My oldest daughter goes to the same college I did, UC Santa Cruz. We dropped her off today for her second year of school. We helped her move her stuff into her new rental before walking to lunch downtown. She is very pragmatic and well-adjusted and surrounded by nice friends. This post has nothing to do with her and all to do with the effect visiting Santa Cruz has on me every time I go there.
Santa Cruz is a place out of space and time. It was a beautiful, strange, horrible, wonderful place to decide what kind of person I was going to be. For me the time frame between the ages of seventeen and twenty-one were similar to Santa Cruz the place: beautiful, strange, horrible, wonderful.
Walking through town today freaked me out. Santa Cruz has changed in some huge ways since 1987, but not essentially. I kept expecting to pass seventeen-year-old me with her wild hair on the street, maybe in the moment that:
- My long distance boyfriend from high school and I were walking up Pacific Avenue from the beach to the bus stop, me carrying in my arms a bag full of towels. An old homeless dude looked into the bag and said, “Is this the little nipper? Oh, I thought there was a baby in there.” I secretly thought, I wish.
- I rolled into town on a Greyhound bus the night that I knew my long distance boyfriend from high school and I were going to break up and feeling like a walking snarl of pain with no arms.
- My new friends and I went to Pacific Garden Mall to hear Camper Van Beethoven playing on the sidewalk for free.
- I stayed up all night at a concert in an abandoned warehouse to listen to my friends’ bands play, my neck sore at the end from banging my head because that’s what we did instead of dancing.
- The store windows downtown taunted me with their organic cotton and silk clothes that I could never buy because I was so poor I could rarely afford dinner.
- I stumbled out of a broken building onto a sidewalk piled with bricks and shattered glass while two people I had met that day died on the other side of the wall.
- I sliced off the tip of my finger chopping broccoli at the homeless shelter as I worked on making it worth it that someone’s lover and someone’s dad died on the other side of the wall and not me.
- I clutched the waist of my new friend while we tore down West Cliff Drive on his Harley, the sea air whipping my hair behind us like a flag.
- My roommate and I rode our bikes up West Cliff Drive and I knew we would always be friends and I was right.

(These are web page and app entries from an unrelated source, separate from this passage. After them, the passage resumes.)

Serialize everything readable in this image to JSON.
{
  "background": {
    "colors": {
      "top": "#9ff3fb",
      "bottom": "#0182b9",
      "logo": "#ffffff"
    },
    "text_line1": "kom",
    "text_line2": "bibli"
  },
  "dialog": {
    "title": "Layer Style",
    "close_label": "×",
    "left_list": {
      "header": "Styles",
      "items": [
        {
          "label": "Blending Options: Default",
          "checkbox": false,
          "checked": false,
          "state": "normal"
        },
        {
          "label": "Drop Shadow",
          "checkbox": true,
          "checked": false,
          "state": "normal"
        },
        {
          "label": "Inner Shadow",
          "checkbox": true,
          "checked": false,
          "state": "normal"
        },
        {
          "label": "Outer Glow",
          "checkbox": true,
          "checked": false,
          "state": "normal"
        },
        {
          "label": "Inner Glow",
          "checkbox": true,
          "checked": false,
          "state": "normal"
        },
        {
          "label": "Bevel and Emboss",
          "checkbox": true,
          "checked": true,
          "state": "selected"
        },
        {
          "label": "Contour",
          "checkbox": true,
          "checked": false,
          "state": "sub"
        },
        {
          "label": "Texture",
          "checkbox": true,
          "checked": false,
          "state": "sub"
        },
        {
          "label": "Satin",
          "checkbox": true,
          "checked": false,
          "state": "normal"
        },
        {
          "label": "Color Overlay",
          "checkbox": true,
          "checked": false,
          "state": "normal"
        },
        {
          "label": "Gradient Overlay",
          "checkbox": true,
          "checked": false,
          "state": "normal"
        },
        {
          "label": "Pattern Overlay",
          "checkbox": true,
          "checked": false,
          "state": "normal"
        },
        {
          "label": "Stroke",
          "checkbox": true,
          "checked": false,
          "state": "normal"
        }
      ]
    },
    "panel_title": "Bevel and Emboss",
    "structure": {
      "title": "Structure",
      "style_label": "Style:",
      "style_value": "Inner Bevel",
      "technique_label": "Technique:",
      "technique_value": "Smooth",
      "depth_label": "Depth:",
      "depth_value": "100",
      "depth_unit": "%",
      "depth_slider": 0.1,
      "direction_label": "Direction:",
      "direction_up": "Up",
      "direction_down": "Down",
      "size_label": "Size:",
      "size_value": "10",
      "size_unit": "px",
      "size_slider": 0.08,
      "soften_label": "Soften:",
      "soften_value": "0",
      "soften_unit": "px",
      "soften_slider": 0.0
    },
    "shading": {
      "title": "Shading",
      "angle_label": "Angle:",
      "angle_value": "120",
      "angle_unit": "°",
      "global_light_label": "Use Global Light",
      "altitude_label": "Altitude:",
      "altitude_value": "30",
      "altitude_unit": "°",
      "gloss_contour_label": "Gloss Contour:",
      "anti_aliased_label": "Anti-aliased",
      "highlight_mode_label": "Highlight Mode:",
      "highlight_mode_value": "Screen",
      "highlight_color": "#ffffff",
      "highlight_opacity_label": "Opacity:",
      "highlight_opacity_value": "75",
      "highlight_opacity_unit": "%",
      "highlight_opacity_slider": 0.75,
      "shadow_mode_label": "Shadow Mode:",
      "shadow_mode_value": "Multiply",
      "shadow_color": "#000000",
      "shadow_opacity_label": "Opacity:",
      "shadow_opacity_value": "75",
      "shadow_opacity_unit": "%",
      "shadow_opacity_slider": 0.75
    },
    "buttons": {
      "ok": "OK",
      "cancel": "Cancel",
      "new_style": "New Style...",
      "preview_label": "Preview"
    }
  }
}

- I left a party on my ten speed bike on Halloween night and rode up and down the streets for hours, despairing that I would ever fit anywhere or with anyone ever, and realizing by the time I got home that if I never did, that would be cool too.
- Two days after that Halloween, my old high school boyfriend drove into town in his 1966 Dodge truck and we loved each other again.
That old high school boyfriend and I are married now and we just left off our daughter in her house around the corner from where I used to do my laundry. Santa Cruz is weaving its magic on her in her own happy, peaceful way, and I am so happy for her.
Santa Cruz was the birthplace of the core of my life and for me it wasn’t so peaceful. Santa Cruz shows up in my writing all the time because the impressions it made on me are really deep. It’s a sacred place where I learned who I was, what I believed in, what I was capable of doing.
Santa Cruz is my own private Jerusalem. I carry pieces of the sand, rubble, and music with me forever.